Material for this exercise:

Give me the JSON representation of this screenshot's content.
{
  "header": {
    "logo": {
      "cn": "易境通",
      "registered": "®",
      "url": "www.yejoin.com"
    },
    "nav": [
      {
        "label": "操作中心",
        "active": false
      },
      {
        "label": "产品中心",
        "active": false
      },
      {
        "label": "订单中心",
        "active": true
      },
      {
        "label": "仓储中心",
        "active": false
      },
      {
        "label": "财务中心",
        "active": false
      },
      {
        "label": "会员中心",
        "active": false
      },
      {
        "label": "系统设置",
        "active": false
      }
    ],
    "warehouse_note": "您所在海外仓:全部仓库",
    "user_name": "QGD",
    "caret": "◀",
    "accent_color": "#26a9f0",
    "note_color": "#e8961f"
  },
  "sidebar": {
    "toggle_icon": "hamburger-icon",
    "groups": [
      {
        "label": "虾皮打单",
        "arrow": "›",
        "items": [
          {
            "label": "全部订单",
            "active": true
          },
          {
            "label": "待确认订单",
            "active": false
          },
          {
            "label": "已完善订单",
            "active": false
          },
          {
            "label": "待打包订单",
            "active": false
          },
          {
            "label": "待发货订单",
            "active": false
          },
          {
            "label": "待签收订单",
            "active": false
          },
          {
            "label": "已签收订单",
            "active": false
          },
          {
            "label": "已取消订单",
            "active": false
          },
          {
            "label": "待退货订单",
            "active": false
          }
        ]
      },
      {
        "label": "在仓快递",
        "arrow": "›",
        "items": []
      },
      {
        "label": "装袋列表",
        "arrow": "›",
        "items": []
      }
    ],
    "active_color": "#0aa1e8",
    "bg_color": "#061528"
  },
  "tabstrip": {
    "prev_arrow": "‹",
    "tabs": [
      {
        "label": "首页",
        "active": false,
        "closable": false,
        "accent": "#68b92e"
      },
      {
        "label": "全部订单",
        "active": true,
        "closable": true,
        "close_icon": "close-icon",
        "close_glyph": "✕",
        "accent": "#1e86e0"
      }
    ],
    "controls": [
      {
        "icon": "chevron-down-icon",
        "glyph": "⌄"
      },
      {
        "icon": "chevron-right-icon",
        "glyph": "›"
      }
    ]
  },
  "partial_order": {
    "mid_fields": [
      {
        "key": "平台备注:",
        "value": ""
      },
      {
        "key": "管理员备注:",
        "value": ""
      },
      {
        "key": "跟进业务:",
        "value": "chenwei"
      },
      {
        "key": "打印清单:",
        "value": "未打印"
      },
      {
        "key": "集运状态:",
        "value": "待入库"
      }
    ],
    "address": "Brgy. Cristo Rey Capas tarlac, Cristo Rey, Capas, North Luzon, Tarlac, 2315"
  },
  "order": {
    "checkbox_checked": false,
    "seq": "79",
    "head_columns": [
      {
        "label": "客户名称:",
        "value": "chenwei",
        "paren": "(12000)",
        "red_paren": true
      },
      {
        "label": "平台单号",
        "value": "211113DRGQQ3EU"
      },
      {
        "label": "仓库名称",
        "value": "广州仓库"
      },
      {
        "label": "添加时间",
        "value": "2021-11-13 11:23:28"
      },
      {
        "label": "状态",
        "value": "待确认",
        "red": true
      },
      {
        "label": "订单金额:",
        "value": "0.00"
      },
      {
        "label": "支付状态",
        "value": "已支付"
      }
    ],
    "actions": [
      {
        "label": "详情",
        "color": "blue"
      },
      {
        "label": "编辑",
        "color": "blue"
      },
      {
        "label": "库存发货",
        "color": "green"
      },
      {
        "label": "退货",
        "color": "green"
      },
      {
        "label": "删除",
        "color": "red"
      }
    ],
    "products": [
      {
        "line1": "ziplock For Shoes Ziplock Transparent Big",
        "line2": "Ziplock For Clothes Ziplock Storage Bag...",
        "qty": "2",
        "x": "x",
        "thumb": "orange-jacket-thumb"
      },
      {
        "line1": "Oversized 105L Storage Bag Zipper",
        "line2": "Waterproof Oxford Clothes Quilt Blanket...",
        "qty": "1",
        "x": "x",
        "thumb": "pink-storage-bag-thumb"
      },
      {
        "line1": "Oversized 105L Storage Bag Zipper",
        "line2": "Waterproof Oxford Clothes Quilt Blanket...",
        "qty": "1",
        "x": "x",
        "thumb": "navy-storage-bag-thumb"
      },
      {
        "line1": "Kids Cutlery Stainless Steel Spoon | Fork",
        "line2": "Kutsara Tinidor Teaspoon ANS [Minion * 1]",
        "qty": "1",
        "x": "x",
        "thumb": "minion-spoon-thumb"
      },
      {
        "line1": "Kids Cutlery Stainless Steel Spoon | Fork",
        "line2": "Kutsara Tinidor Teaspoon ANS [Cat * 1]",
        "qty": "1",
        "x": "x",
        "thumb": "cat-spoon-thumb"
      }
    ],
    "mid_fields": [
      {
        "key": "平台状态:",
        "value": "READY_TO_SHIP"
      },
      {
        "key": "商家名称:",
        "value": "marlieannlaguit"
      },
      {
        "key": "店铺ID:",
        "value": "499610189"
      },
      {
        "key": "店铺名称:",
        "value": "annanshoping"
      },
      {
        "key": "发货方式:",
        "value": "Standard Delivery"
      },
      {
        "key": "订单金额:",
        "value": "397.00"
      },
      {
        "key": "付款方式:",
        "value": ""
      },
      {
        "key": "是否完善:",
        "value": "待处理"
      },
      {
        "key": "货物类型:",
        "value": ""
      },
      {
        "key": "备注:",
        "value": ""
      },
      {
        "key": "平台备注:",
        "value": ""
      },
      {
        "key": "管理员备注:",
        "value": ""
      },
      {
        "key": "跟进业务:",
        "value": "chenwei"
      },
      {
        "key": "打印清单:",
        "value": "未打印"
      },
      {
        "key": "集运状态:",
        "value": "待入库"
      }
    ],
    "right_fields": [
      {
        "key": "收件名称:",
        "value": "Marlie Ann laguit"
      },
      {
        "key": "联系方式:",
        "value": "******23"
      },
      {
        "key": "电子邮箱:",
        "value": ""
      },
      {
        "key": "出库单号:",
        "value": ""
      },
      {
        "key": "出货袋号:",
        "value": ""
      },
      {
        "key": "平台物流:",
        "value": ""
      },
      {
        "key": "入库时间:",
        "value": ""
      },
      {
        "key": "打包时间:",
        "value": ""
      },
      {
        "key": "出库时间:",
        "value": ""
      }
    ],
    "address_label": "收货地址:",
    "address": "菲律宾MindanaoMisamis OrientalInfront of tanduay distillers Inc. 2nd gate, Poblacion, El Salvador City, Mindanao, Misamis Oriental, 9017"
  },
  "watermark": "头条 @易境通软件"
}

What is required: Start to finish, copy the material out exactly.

Answer area:
Give me the JSON representation of this screenshot's content.
{
  "header": {
    "logo": {
      "cn": "易境通",
      "registered": "®",
      "url": "www.yejoin.com"
    },
    "nav": [
      {
        "label": "操作中心",
        "active": false
      },
      {
        "label": "产品中心",
        "active": false
      },
      {
        "label": "订单中心",
        "active": true
      },
      {
        "label": "仓储中心",
        "active": false
      },
      {
        "label": "财务中心",
        "active": false
      },
      {
        "label": "会员中心",
        "active": false
      },
      {
        "label": "系统设置",
        "active": false
      }
    ],
    "warehouse_note": "您所在海外仓:全部仓库",
    "user_name": "QGD",
    "caret": "◀",
    "accent_color": "#26a9f0",
    "note_color": "#e8961f"
  },
  "sidebar": {
    "toggle_icon": "hamburger-icon",
    "groups": [
      {
        "label": "虾皮打单",
        "arrow": "›",
        "items": [
          {
            "label": "全部订单",
            "active": true
          },
          {
            "label": "待确认订单",
            "active": false
          },
          {
            "label": "已完善订单",
            "active": false
          },
          {
            "label": "待打包订单",
            "active": false
          },
          {
            "label": "待发货订单",
            "active": false
          },
          {
            "label": "待签收订单",
            "active": false
          },
          {
            "label": "已签收订单",
            "active": false
          },
          {
            "label": "已取消订单",
            "active": false
          },
          {
            "label": "待退货订单",
            "active": false
          }
        ]
      },
      {
        "label": "在仓快递",
        "arrow": "›",
        "items": []
      },
      {
        "label": "装袋列表",
        "arrow": "›",
        "items": []
      }
    ],
    "active_color": "#0aa1e8",
    "bg_color": "#061528"
  },
  "tabstrip": {
    "prev_arrow": "‹",
    "tabs": [
      {
        "label": "首页",
        "active": false,
        "closable": false,
        "accent": "#68b92e"
      },
      {
        "label": "全部订单",
        "active": true,
        "closable": true,
        "close_icon": "close-icon",
        "close_glyph": "✕",
        "accent": "#1e86e0"
      }
    ],
    "controls": [
      {
        "icon": "chevron-down-icon",
        "glyph": "⌄"
      },
      {
        "icon": "chevron-right-icon",
        "glyph": "›"
      }
    ]
  },
  "partial_order": {
    "mid_fields": [
      {
        "key": "平台备注:",
        "value": ""
      },
      {
        "key": "管理员备注:",
        "value": ""
      },
      {
        "key": "跟进业务:",
        "value": "chenwei"
      },
      {
        "key": "打印清单:",
        "value": "未打印"
      },
      {
        "key": "集运状态:",
        "value": "待入库"
      }
    ],
    "address": "Brgy. Cristo Rey Capas tarlac, Cristo Rey, Capas, North Luzon, Tarlac, 2315"
  },
  "order": {
    "checkbox_checked": false,
    "seq": "79",
    "head_columns": [
      {
        "label": "客户名称:",
        "value": "chenwei",
        "paren": "(12000)",
        "red_paren": true
      },
      {
        "label": "平台单号",
        "value": "211113DRGQQ3EU"
      },
      {
        "label": "仓库名称",
        "value": "广州仓库"
      },
      {
        "label": "添加时间",
        "value": "2021-11-13 11:23:28"
      },
      {
        "label": "状态",
        "value": "待确认",
        "red": true
      },
      {
        "label": "订单金额:",
        "value": "0.00"
      },
      {
        "label": "支付状态",
        "value": "已支付"
      }
    ],
    "actions": [
      {
        "label": "详情",
        "color": "blue"
      },
      {
        "label": "编辑",
        "color": "blue"
      },
      {
        "label": "库存发货",
        "color": "green"
      },
      {
        "label": "退货",
        "color": "green"
      },
      {
        "label": "删除",
        "color": "red"
      }
    ],
    "products": [
      {
        "line1": "ziplock For Shoes Ziplock Transparent Big",
        "line2": "Ziplock For Clothes Ziplock Storage Bag...",
        "qty": "2",
        "x": "x",
        "thumb": "orange-jacket-thumb"
      },
      {
        "line1": "Oversized 105L Storage Bag Zipper",
        "line2": "Waterproof Oxford Clothes Quilt Blanket...",
        "qty": "1",
        "x": "x",
        "thumb": "pink-storage-bag-thumb"
      },
      {
        "line1": "Oversized 105L Storage Bag Zipper",
        "line2": "Waterproof Oxford Clothes Quilt Blanket...",
        "qty": "1",
        "x": "x",
        "thumb": "navy-storage-bag-thumb"
      },
      {
        "line1": "Kids Cutlery Stainless Steel Spoon | Fork",
        "line2": "Kutsara Tinidor Teaspoon ANS [Minion * 1]",
        "qty": "1",
        "x": "x",
        "thumb": "minion-spoon-thumb"
      },
      {
        "line1": "Kids Cutlery Stainless Steel Spoon | Fork",
        "line2": "Kutsara Tinidor Teaspoon ANS [Cat * 1]",
        "qty": "1",
        "x": "x",
        "thumb": "cat-spoon-thumb"
      }
    ],
    "mid_fields": [
      {
        "key": "平台状态:",
        "value": "READY_TO_SHIP"
      },
      {
        "key": "商家名称:",
        "value": "marlieannlaguit"
      },
      {
        "key": "店铺ID:",
        "value": "499610189"
      },
      {
        "key": "店铺名称:",
        "value": "annanshoping"
      },
      {
        "key": "发货方式:",
        "value": "Standard Delivery"
      },
      {
        "key": "订单金额:",
        "value": "397.00"
      },
      {
        "key": "付款方式:",
        "value": ""
      },
      {
        "key": "是否完善:",
        "value": "待处理"
      },
      {
        "key": "货物类型:",
        "value": ""
      },
      {
        "key": "备注:",
        "value": ""
      },
      {
        "key": "平台备注:",
        "value": ""
      },
      {
        "key": "管理员备注:",
        "value": ""
      },
      {
        "key": "跟进业务:",
        "value": "chenwei"
      },
      {
        "key": "打印清单:",
        "value": "未打印"
      },
      {
        "key": "集运状态:",
        "value": "待入库"
      }
    ],
    "right_fields": [
      {
        "key": "收件名称:",
        "value": "Marlie Ann laguit"
      },
      {
        "key": "联系方式:",
        "value": "******23"
      },
      {
        "key": "电子邮箱:",
        "value": ""
      },
      {
        "key": "出库单号:",
        "value": ""
      },
      {
        "key": "出货袋号:",
        "value": ""
      },
      {
        "key": "平台物流:",
        "value": ""
      },
      {
        "key": "入库时间:",
        "value": ""
      },
      {
        "key": "打包时间:",
        "value": ""
      },
      {
        "key": "出库时间:",
        "value": ""
      }
    ],
    "address_label": "收货地址:",
    "address": "菲律宾MindanaoMisamis OrientalInfront of tanduay distillers Inc. 2nd gate, Poblacion, El Salvador City, Mindanao, Misamis Oriental, 9017"
  },
  "watermark": "头条 @易境通软件"
}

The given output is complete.